AN inexperienced Wits sailor was one of the crew onboard a yacht that won one of the toughest ocean races in southern Africa last month.
The gruelling Vasco da Gama is an established sailing event and was “a baptism of fire” for Patrick Chappel, who took part in his first ocean race with a crew of seven other members.
Chappel was one of five young, inexperienced sailors on the Skitzo, a South African built and manned yacht that won the race.
Chappel joked about Skitzo being appropriately named, because of the way it “seemed to respond” to the changing weather conditions during the race.
The crew experienced early trouble when the spinnaker halides (the rope used to attach the sail to the mast) came unstuck, causing the yacht to lose ground to its rival competitor, the BMA.
Appointed to climb the mast in winds of roughly 55km/h to untie the spinnaker halides, Chappel said: “It was a harrowing but awesome experience in 30 knots of wind and the mast shaking like a tree in a storm.”
The crew experienced more issues throughout the night as the winds reached up to 50 knots with swells of up to 20 feet and currents reaching 5 knots. According to Chappel, what made the winds even more intense was the winds were just short of being classified hurricanes at 60 knots.
Chappel said having the Skitzo broach (fall on its side) several times throughout the night was a “nerve wrecking” experience.
The crew experienced other difficulties that meant they missed out on a record winning time by just an hour but still managed to claim handicap and line honours.
Chappel said he learned a lot from this experience. “If you are going to do this extremely dangerous stuff, you cannot take enough precautions in terms of safety and expecting the unexpected.”

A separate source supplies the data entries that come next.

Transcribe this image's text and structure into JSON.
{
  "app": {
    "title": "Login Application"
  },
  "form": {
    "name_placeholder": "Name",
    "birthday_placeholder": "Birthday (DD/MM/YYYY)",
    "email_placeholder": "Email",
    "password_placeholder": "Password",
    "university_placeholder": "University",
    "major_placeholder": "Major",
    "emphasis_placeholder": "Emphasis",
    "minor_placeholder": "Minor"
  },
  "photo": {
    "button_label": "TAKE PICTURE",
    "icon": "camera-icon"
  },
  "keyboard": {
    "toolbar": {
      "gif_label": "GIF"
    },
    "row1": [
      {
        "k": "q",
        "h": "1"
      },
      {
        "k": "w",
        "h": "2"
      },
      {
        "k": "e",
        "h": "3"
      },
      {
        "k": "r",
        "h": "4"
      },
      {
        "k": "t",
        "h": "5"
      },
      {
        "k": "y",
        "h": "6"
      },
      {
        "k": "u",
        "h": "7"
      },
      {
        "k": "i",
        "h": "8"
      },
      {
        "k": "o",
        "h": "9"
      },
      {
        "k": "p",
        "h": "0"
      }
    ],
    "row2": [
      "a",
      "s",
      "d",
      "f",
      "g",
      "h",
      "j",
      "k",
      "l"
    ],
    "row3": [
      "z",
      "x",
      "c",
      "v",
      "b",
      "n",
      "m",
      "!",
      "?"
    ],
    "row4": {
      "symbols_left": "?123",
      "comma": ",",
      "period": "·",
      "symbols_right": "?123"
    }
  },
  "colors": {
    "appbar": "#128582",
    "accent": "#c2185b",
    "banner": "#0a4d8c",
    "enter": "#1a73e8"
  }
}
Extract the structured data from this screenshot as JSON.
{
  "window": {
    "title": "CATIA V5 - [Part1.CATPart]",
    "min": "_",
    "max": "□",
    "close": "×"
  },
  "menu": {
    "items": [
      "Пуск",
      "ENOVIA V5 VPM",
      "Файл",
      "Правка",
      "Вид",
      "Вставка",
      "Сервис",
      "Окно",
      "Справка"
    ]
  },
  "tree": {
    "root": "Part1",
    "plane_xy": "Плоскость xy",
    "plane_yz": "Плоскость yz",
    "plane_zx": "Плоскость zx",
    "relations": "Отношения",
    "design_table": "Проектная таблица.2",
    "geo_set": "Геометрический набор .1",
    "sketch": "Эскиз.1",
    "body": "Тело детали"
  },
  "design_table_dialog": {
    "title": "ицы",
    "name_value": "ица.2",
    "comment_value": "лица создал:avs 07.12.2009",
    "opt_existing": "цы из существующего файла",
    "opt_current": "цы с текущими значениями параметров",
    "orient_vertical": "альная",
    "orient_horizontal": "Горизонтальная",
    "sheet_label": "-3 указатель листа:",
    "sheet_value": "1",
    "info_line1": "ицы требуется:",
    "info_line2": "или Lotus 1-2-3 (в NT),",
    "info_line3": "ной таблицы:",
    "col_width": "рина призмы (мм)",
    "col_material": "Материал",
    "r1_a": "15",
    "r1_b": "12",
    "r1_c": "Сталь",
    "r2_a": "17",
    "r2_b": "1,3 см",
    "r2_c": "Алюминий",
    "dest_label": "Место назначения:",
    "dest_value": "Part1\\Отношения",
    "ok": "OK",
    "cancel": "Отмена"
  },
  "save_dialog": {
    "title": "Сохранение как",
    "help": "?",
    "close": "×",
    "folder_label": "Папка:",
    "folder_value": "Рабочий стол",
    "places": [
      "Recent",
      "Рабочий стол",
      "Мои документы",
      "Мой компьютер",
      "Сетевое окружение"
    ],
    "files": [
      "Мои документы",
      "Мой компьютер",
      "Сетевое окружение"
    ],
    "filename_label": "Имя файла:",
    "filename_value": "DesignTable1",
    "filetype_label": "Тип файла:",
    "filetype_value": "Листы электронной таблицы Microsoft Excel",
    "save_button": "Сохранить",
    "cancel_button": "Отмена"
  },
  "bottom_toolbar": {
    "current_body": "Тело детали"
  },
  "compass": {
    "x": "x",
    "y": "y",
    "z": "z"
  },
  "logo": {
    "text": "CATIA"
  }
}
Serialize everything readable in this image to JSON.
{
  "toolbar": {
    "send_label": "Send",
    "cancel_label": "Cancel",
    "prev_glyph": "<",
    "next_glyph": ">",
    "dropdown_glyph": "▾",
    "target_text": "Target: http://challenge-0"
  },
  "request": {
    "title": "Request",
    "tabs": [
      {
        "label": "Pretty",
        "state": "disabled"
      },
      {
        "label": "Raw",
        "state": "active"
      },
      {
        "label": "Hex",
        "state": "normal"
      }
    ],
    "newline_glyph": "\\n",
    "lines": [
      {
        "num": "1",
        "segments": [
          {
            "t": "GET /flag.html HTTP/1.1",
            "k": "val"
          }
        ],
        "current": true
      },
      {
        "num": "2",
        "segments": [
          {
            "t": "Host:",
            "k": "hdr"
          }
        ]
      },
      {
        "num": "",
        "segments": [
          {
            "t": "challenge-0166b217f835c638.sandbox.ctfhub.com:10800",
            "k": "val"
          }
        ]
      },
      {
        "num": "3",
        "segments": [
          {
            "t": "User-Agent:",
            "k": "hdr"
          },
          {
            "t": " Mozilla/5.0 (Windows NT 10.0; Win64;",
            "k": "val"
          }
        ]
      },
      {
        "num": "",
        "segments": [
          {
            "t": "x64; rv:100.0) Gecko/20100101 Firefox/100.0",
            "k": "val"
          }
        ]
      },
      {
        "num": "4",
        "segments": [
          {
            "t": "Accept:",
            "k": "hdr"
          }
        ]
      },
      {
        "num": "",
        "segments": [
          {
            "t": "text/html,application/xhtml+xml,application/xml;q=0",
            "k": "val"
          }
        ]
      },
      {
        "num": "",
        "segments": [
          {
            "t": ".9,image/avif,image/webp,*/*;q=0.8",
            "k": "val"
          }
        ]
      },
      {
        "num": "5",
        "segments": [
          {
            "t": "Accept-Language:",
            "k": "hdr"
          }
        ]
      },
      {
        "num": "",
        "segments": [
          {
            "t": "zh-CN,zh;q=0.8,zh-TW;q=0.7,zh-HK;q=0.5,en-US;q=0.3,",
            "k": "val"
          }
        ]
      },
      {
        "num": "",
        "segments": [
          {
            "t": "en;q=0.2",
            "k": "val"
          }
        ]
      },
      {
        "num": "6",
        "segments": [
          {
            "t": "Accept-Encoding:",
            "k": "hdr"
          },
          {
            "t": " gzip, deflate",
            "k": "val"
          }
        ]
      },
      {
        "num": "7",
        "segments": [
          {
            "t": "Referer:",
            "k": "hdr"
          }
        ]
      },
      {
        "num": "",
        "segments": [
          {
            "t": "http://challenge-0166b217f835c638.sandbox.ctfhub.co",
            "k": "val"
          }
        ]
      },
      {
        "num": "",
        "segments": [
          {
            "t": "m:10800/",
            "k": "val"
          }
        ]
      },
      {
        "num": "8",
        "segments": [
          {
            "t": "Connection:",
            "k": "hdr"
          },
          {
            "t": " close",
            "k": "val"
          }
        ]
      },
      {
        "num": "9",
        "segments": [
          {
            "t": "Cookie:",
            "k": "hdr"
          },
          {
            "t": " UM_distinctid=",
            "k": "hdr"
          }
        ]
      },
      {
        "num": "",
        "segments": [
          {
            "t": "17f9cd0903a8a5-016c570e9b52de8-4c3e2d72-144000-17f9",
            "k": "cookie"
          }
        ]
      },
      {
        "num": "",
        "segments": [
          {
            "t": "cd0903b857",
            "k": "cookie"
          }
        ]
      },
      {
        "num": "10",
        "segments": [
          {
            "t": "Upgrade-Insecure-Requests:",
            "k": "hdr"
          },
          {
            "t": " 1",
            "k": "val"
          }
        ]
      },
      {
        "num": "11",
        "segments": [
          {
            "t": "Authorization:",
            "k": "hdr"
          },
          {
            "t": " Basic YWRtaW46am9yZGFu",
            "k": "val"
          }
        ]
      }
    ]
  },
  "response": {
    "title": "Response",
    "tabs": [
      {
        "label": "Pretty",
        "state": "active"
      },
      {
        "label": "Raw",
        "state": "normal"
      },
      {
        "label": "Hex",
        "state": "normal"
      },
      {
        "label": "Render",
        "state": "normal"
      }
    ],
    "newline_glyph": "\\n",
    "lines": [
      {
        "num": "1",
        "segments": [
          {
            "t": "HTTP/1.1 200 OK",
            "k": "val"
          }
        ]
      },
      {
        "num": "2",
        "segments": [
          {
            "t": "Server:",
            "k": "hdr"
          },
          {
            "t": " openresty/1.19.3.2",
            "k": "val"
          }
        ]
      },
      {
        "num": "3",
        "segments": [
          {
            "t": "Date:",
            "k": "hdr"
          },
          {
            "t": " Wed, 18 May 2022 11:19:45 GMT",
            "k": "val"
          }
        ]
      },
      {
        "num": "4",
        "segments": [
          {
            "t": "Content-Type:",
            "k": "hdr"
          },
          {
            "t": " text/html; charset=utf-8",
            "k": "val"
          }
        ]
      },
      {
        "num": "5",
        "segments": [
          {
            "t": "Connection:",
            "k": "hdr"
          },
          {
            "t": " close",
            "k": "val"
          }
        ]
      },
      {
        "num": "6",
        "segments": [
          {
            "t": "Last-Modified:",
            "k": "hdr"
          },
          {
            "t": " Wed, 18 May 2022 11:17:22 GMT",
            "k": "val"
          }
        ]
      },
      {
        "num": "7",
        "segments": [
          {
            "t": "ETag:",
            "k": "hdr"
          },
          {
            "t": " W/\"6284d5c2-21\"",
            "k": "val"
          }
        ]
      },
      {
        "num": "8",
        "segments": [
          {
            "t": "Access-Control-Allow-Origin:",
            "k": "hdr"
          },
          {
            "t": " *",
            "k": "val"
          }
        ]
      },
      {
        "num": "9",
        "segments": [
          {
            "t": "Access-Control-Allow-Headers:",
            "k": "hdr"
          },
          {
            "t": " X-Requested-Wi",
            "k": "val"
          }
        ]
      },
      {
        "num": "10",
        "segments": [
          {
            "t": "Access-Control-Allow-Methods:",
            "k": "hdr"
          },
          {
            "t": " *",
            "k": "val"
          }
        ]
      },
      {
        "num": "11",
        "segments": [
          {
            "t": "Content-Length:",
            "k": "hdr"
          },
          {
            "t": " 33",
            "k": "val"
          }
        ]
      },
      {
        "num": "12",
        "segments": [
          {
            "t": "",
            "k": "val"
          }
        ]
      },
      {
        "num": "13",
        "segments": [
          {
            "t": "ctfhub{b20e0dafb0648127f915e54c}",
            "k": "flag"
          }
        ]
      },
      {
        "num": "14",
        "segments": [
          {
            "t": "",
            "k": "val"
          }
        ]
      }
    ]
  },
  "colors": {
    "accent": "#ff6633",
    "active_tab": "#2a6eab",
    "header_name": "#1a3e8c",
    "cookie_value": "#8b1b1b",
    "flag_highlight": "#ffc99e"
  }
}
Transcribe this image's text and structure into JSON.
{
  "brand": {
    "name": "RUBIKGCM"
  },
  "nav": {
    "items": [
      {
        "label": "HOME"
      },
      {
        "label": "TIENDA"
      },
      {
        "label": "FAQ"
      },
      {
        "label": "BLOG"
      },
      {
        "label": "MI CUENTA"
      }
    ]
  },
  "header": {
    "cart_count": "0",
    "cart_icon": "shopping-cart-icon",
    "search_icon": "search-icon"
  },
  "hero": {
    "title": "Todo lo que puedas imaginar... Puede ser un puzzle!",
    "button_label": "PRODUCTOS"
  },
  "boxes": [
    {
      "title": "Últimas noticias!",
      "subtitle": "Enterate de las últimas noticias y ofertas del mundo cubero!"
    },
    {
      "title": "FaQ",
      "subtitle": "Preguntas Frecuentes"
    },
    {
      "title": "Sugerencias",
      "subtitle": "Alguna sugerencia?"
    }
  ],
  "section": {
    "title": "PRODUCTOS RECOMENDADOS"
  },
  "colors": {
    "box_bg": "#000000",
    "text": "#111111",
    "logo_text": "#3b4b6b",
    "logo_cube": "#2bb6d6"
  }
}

Another lesson he learned was that one needs to be able to deal with one’s own fears and emotions while not doing something to jeopardise another crew member’s life.
(Appeared in print, May 11, 2012)